Similar to Arizona’s controversial new law, Ramsey’s bill would require state and local law enforcement officers to investigate the immigration status of people they reasonably suspect of being in the country illegally. It would also authorize police to arrest them if they are in the country illegally and transport them to a federal jail.
The Obama administration has argued that Arizona’s law is unconstitutional and would burden law enforcement agencies, diverting their attention from the most violent illegal immigrants. The federal government successfully sued to halt key parts of Arizona’s law, including the requirement that police check the immigration status of suspects.
Jerry Gonzalez, executive director of the Georgia Association of Latino Elected Officials, also predicted Ramsey’s bill would end up in court if it becomes law. Gonzalez added the legislation could hurt Georgia’s international tourism and agricultural industries.
“This is going to be a jobs killer for Georgia,” Gonzalez said.
Ramsey’s bill would also require private businesses with more than five employees to use a federal program called E-Verify. That program seeks to verify that newly hired employees are eligible to work in the United States. A coalition of businesses and immigrant rights groups is suing to stop a similar law in Arizona that requires all businesses to use E-Verify, arguing that it is unconstitutional.
Gov. Nathan Deal’s office did not immediately respond to a request for comment Wednesday morning. But Deal said during his election campaign last year that he would support enacting an Arizona-style law in Georgia.
“He is aware of the litigation involving the Arizona law,” Brian Robinson, a spokesman for Deal, said this month, “and he wants to make sure that Georgia is able to narrowly draft legislation that will meet federal guidelines so that we can avoid a lawsuit while protecting Georgia taxpayers.”
In related developments this week:
- Republican state Reps. James Mills and Tim Bearden introduced legislation this week that would require Georgia driver’s license tests to be offered only in English;
- State Sen. Jack Murphy, R-Cumming, the other co-chairman of Georgia’s immigration study committee, is expected to introduce his own omnibus legislation aimed at illegal immigration this week;

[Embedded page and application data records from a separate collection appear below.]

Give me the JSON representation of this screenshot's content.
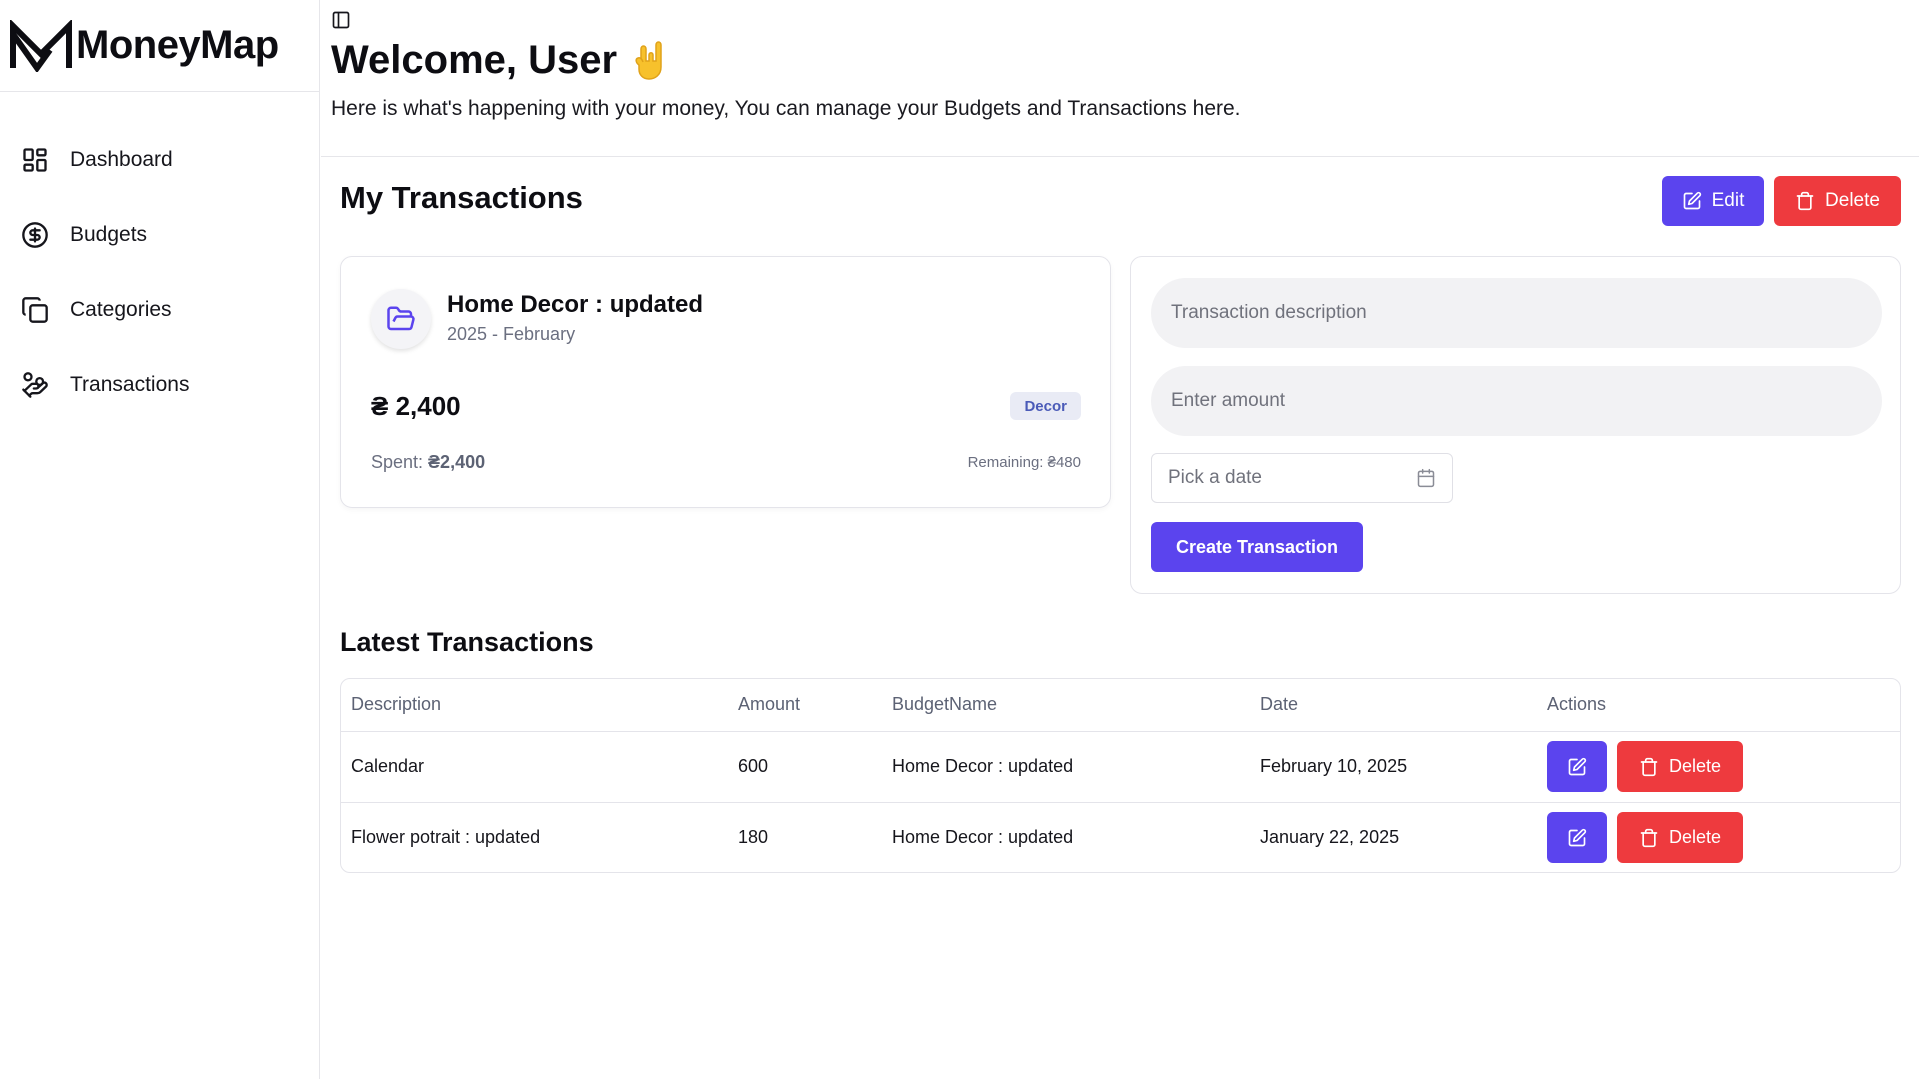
{
  "app": {
    "name": "MoneyMap"
  },
  "sidebar": {
    "items": [
      {
        "label": "Dashboard",
        "icon": "dashboard-grid-icon"
      },
      {
        "label": "Budgets",
        "icon": "dollar-circle-icon"
      },
      {
        "label": "Categories",
        "icon": "copy-cards-icon"
      },
      {
        "label": "Transactions",
        "icon": "hand-coins-icon"
      }
    ]
  },
  "header": {
    "welcome": "Welcome, User",
    "subtitle": "Here is what's happening with your money, You can manage your Budgets and Transactions here."
  },
  "transactions_section": {
    "title": "My Transactions",
    "edit_label": "Edit",
    "delete_label": "Delete"
  },
  "budget_card": {
    "name": "Home Decor : updated",
    "period": "2025 - February",
    "amount": "₴ 2,400",
    "tag": "Decor",
    "spent_label": "Spent: ",
    "spent_value": "₴2,400",
    "remaining": "Remaining: ₴480"
  },
  "form": {
    "description_placeholder": "Transaction description",
    "amount_placeholder": "Enter amount",
    "date_placeholder": "Pick a date",
    "submit_label": "Create Transaction"
  },
  "latest": {
    "title": "Latest Transactions",
    "columns": [
      "Description",
      "Amount",
      "BudgetName",
      "Date",
      "Actions"
    ],
    "rows": [
      {
        "description": "Calendar",
        "amount": "600",
        "budget": "Home Decor : updated",
        "date": "February 10, 2025",
        "delete_label": "Delete"
      },
      {
        "description": "Flower potrait : updated",
        "amount": "180",
        "budget": "Home Decor : updated",
        "date": "January 22, 2025",
        "delete_label": "Delete"
      }
    ]
  },
  "colors": {
    "accent": "#5b44ee",
    "danger": "#ee3a3e",
    "border": "#e4e4ea",
    "muted": "#6b6f80"
  }
}
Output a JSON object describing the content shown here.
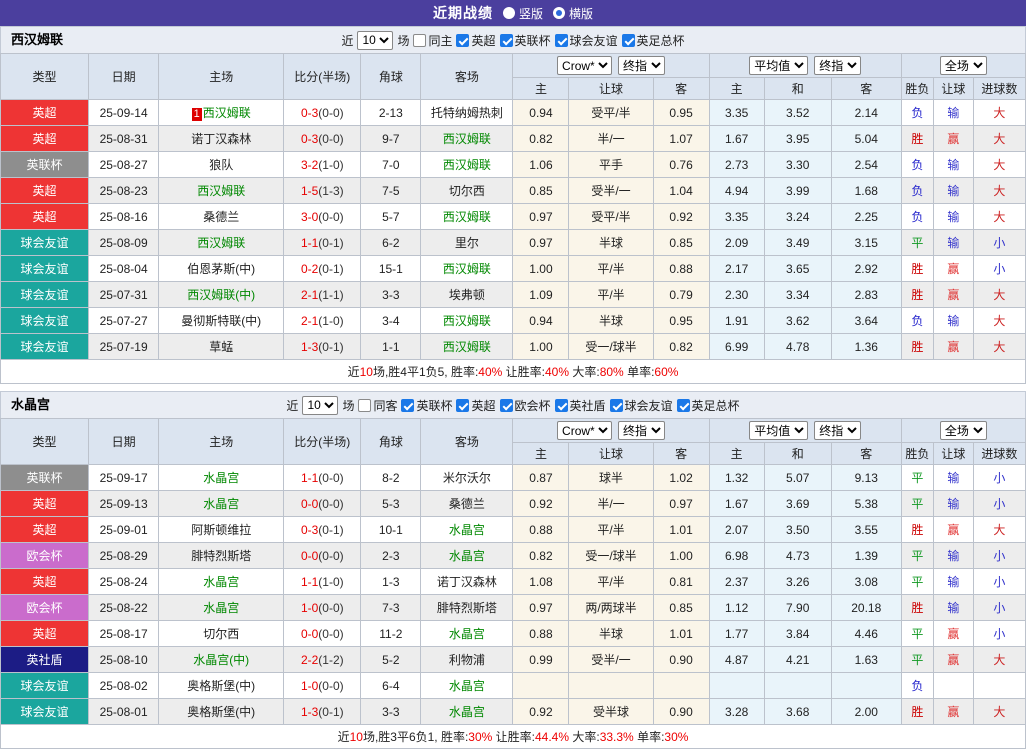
{
  "titlebar": {
    "title": "近期战绩",
    "vertical_label": "竖版",
    "horizontal_label": "横版",
    "vertical_checked": false,
    "horizontal_checked": true
  },
  "filter_labels": {
    "near": "近",
    "count": "10",
    "games": "场"
  },
  "header": {
    "cols": {
      "type": "类型",
      "date": "日期",
      "home": "主场",
      "score": "比分(半场)",
      "corner": "角球",
      "away": "客场"
    },
    "dropdowns": {
      "odds_source": "Crow*",
      "odds_stage": "终指",
      "avg": "平均值",
      "avg_stage": "终指",
      "scope": "全场"
    },
    "sub_cols": [
      "主",
      "让球",
      "客",
      "主",
      "和",
      "客",
      "胜负",
      "让球",
      "进球数"
    ]
  },
  "league_colors": {
    "英超": "#ee3434",
    "英联杯": "#8e8e8e",
    "球会友谊": "#1ba69e",
    "欧会杯": "#ca6ccc",
    "英社盾": "#1c1c85"
  },
  "result_colors": {
    "胜": "#cc0000",
    "赢": "#e03333",
    "平": "#119922",
    "负": "#2222cc",
    "输": "#3333cc",
    "大": "#cc2222",
    "小": "#3333cc"
  },
  "sections": [
    {
      "team": "西汉姆联",
      "same_label": "同主",
      "leagues": [
        "英超",
        "英联杯",
        "球会友谊",
        "英足总杯"
      ],
      "rows": [
        {
          "league": "英超",
          "date": "25-09-14",
          "badge": "1",
          "home": "西汉姆联",
          "homeGreen": true,
          "score": "0-3",
          "half": "(0-0)",
          "corner": "2-13",
          "away": "托特纳姆热刺",
          "awayGreen": false,
          "o1": "0.94",
          "hc": "受平/半",
          "o2": "0.95",
          "a1": "3.35",
          "a2": "3.52",
          "a3": "2.14",
          "r1": "负",
          "r2": "输",
          "r3": "大"
        },
        {
          "league": "英超",
          "date": "25-08-31",
          "home": "诺丁汉森林",
          "homeGreen": false,
          "score": "0-3",
          "half": "(0-0)",
          "corner": "9-7",
          "away": "西汉姆联",
          "awayGreen": true,
          "o1": "0.82",
          "hc": "半/一",
          "o2": "1.07",
          "a1": "1.67",
          "a2": "3.95",
          "a3": "5.04",
          "r1": "胜",
          "r2": "赢",
          "r3": "大"
        },
        {
          "league": "英联杯",
          "date": "25-08-27",
          "home": "狼队",
          "homeGreen": false,
          "score": "3-2",
          "half": "(1-0)",
          "corner": "7-0",
          "away": "西汉姆联",
          "awayGreen": true,
          "o1": "1.06",
          "hc": "平手",
          "o2": "0.76",
          "a1": "2.73",
          "a2": "3.30",
          "a3": "2.54",
          "r1": "负",
          "r2": "输",
          "r3": "大"
        },
        {
          "league": "英超",
          "date": "25-08-23",
          "home": "西汉姆联",
          "homeGreen": true,
          "score": "1-5",
          "half": "(1-3)",
          "corner": "7-5",
          "away": "切尔西",
          "awayGreen": false,
          "o1": "0.85",
          "hc": "受半/一",
          "o2": "1.04",
          "a1": "4.94",
          "a2": "3.99",
          "a3": "1.68",
          "r1": "负",
          "r2": "输",
          "r3": "大"
        },
        {
          "league": "英超",
          "date": "25-08-16",
          "home": "桑德兰",
          "homeGreen": false,
          "score": "3-0",
          "half": "(0-0)",
          "corner": "5-7",
          "away": "西汉姆联",
          "awayGreen": true,
          "o1": "0.97",
          "hc": "受平/半",
          "o2": "0.92",
          "a1": "3.35",
          "a2": "3.24",
          "a3": "2.25",
          "r1": "负",
          "r2": "输",
          "r3": "大"
        },
        {
          "league": "球会友谊",
          "date": "25-08-09",
          "home": "西汉姆联",
          "homeGreen": true,
          "score": "1-1",
          "half": "(0-1)",
          "corner": "6-2",
          "away": "里尔",
          "awayGreen": false,
          "o1": "0.97",
          "hc": "半球",
          "o2": "0.85",
          "a1": "2.09",
          "a2": "3.49",
          "a3": "3.15",
          "r1": "平",
          "r2": "输",
          "r3": "小"
        },
        {
          "league": "球会友谊",
          "date": "25-08-04",
          "home": "伯恩茅斯(中)",
          "homeGreen": false,
          "score": "0-2",
          "half": "(0-1)",
          "corner": "15-1",
          "away": "西汉姆联",
          "awayGreen": true,
          "o1": "1.00",
          "hc": "平/半",
          "o2": "0.88",
          "a1": "2.17",
          "a2": "3.65",
          "a3": "2.92",
          "r1": "胜",
          "r2": "赢",
          "r3": "小"
        },
        {
          "league": "球会友谊",
          "date": "25-07-31",
          "home": "西汉姆联(中)",
          "homeGreen": true,
          "score": "2-1",
          "half": "(1-1)",
          "corner": "3-3",
          "away": "埃弗顿",
          "awayGreen": false,
          "o1": "1.09",
          "hc": "平/半",
          "o2": "0.79",
          "a1": "2.30",
          "a2": "3.34",
          "a3": "2.83",
          "r1": "胜",
          "r2": "赢",
          "r3": "大"
        },
        {
          "league": "球会友谊",
          "date": "25-07-27",
          "home": "曼彻斯特联(中)",
          "homeGreen": false,
          "score": "2-1",
          "half": "(1-0)",
          "corner": "3-4",
          "away": "西汉姆联",
          "awayGreen": true,
          "o1": "0.94",
          "hc": "半球",
          "o2": "0.95",
          "a1": "1.91",
          "a2": "3.62",
          "a3": "3.64",
          "r1": "负",
          "r2": "输",
          "r3": "大"
        },
        {
          "league": "球会友谊",
          "date": "25-07-19",
          "home": "草蜢",
          "homeGreen": false,
          "score": "1-3",
          "half": "(0-1)",
          "corner": "1-1",
          "away": "西汉姆联",
          "awayGreen": true,
          "o1": "1.00",
          "hc": "受一/球半",
          "o2": "0.82",
          "a1": "6.99",
          "a2": "4.78",
          "a3": "1.36",
          "r1": "胜",
          "r2": "赢",
          "r3": "大"
        }
      ],
      "summary": [
        [
          "近",
          0
        ],
        [
          "10",
          1
        ],
        [
          "场,胜4平1负5, 胜率:",
          0
        ],
        [
          "40%",
          1
        ],
        [
          " 让胜率:",
          0
        ],
        [
          "40%",
          1
        ],
        [
          " 大率:",
          0
        ],
        [
          "80%",
          1
        ],
        [
          " 单率:",
          0
        ],
        [
          "60%",
          1
        ]
      ]
    },
    {
      "team": "水晶宫",
      "same_label": "同客",
      "leagues": [
        "英联杯",
        "英超",
        "欧会杯",
        "英社盾",
        "球会友谊",
        "英足总杯"
      ],
      "rows": [
        {
          "league": "英联杯",
          "date": "25-09-17",
          "home": "水晶宫",
          "homeGreen": true,
          "score": "1-1",
          "half": "(0-0)",
          "corner": "8-2",
          "away": "米尔沃尔",
          "awayGreen": false,
          "o1": "0.87",
          "hc": "球半",
          "o2": "1.02",
          "a1": "1.32",
          "a2": "5.07",
          "a3": "9.13",
          "r1": "平",
          "r2": "输",
          "r3": "小"
        },
        {
          "league": "英超",
          "date": "25-09-13",
          "home": "水晶宫",
          "homeGreen": true,
          "score": "0-0",
          "half": "(0-0)",
          "corner": "5-3",
          "away": "桑德兰",
          "awayGreen": false,
          "o1": "0.92",
          "hc": "半/一",
          "o2": "0.97",
          "a1": "1.67",
          "a2": "3.69",
          "a3": "5.38",
          "r1": "平",
          "r2": "输",
          "r3": "小"
        },
        {
          "league": "英超",
          "date": "25-09-01",
          "home": "阿斯顿维拉",
          "homeGreen": false,
          "score": "0-3",
          "half": "(0-1)",
          "corner": "10-1",
          "away": "水晶宫",
          "awayGreen": true,
          "o1": "0.88",
          "hc": "平/半",
          "o2": "1.01",
          "a1": "2.07",
          "a2": "3.50",
          "a3": "3.55",
          "r1": "胜",
          "r2": "赢",
          "r3": "大"
        },
        {
          "league": "欧会杯",
          "date": "25-08-29",
          "home": "腓特烈斯塔",
          "homeGreen": false,
          "score": "0-0",
          "half": "(0-0)",
          "corner": "2-3",
          "away": "水晶宫",
          "awayGreen": true,
          "o1": "0.82",
          "hc": "受一/球半",
          "o2": "1.00",
          "a1": "6.98",
          "a2": "4.73",
          "a3": "1.39",
          "r1": "平",
          "r2": "输",
          "r3": "小"
        },
        {
          "league": "英超",
          "date": "25-08-24",
          "home": "水晶宫",
          "homeGreen": true,
          "score": "1-1",
          "half": "(1-0)",
          "corner": "1-3",
          "away": "诺丁汉森林",
          "awayGreen": false,
          "o1": "1.08",
          "hc": "平/半",
          "o2": "0.81",
          "a1": "2.37",
          "a2": "3.26",
          "a3": "3.08",
          "r1": "平",
          "r2": "输",
          "r3": "小"
        },
        {
          "league": "欧会杯",
          "date": "25-08-22",
          "home": "水晶宫",
          "homeGreen": true,
          "score": "1-0",
          "half": "(0-0)",
          "corner": "7-3",
          "away": "腓特烈斯塔",
          "awayGreen": false,
          "o1": "0.97",
          "hc": "两/两球半",
          "o2": "0.85",
          "a1": "1.12",
          "a2": "7.90",
          "a3": "20.18",
          "r1": "胜",
          "r2": "输",
          "r3": "小"
        },
        {
          "league": "英超",
          "date": "25-08-17",
          "home": "切尔西",
          "homeGreen": false,
          "score": "0-0",
          "half": "(0-0)",
          "corner": "11-2",
          "away": "水晶宫",
          "awayGreen": true,
          "o1": "0.88",
          "hc": "半球",
          "o2": "1.01",
          "a1": "1.77",
          "a2": "3.84",
          "a3": "4.46",
          "r1": "平",
          "r2": "赢",
          "r3": "小"
        },
        {
          "league": "英社盾",
          "date": "25-08-10",
          "home": "水晶宫(中)",
          "homeGreen": true,
          "score": "2-2",
          "half": "(1-2)",
          "corner": "5-2",
          "away": "利物浦",
          "awayGreen": false,
          "o1": "0.99",
          "hc": "受半/一",
          "o2": "0.90",
          "a1": "4.87",
          "a2": "4.21",
          "a3": "1.63",
          "r1": "平",
          "r2": "赢",
          "r3": "大"
        },
        {
          "league": "球会友谊",
          "date": "25-08-02",
          "home": "奥格斯堡(中)",
          "homeGreen": false,
          "score": "1-0",
          "half": "(0-0)",
          "corner": "6-4",
          "away": "水晶宫",
          "awayGreen": true,
          "o1": "",
          "hc": "",
          "o2": "",
          "a1": "",
          "a2": "",
          "a3": "",
          "r1": "负",
          "r2": "",
          "r3": ""
        },
        {
          "league": "球会友谊",
          "date": "25-08-01",
          "home": "奥格斯堡(中)",
          "homeGreen": false,
          "score": "1-3",
          "half": "(0-1)",
          "corner": "3-3",
          "away": "水晶宫",
          "awayGreen": true,
          "o1": "0.92",
          "hc": "受半球",
          "o2": "0.90",
          "a1": "3.28",
          "a2": "3.68",
          "a3": "2.00",
          "r1": "胜",
          "r2": "赢",
          "r3": "大"
        }
      ],
      "summary": [
        [
          "近",
          0
        ],
        [
          "10",
          1
        ],
        [
          "场,胜3平6负1, 胜率:",
          0
        ],
        [
          "30%",
          1
        ],
        [
          " 让胜率:",
          0
        ],
        [
          "44.4%",
          1
        ],
        [
          " 大率:",
          0
        ],
        [
          "33.3%",
          1
        ],
        [
          " 单率:",
          0
        ],
        [
          "30%",
          1
        ]
      ]
    }
  ]
}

- About 40 people — some representing immigrant and civil rights groups and other organizations — appeared at the Statehouse on Tuesday to lobby lawmakers concerning immigration legislation. The American Civil Liberties Union of Georgia, which organized the event, is planning to lead two more “By the People Immigrants’ Rights Lobby Day” events during this legislative session.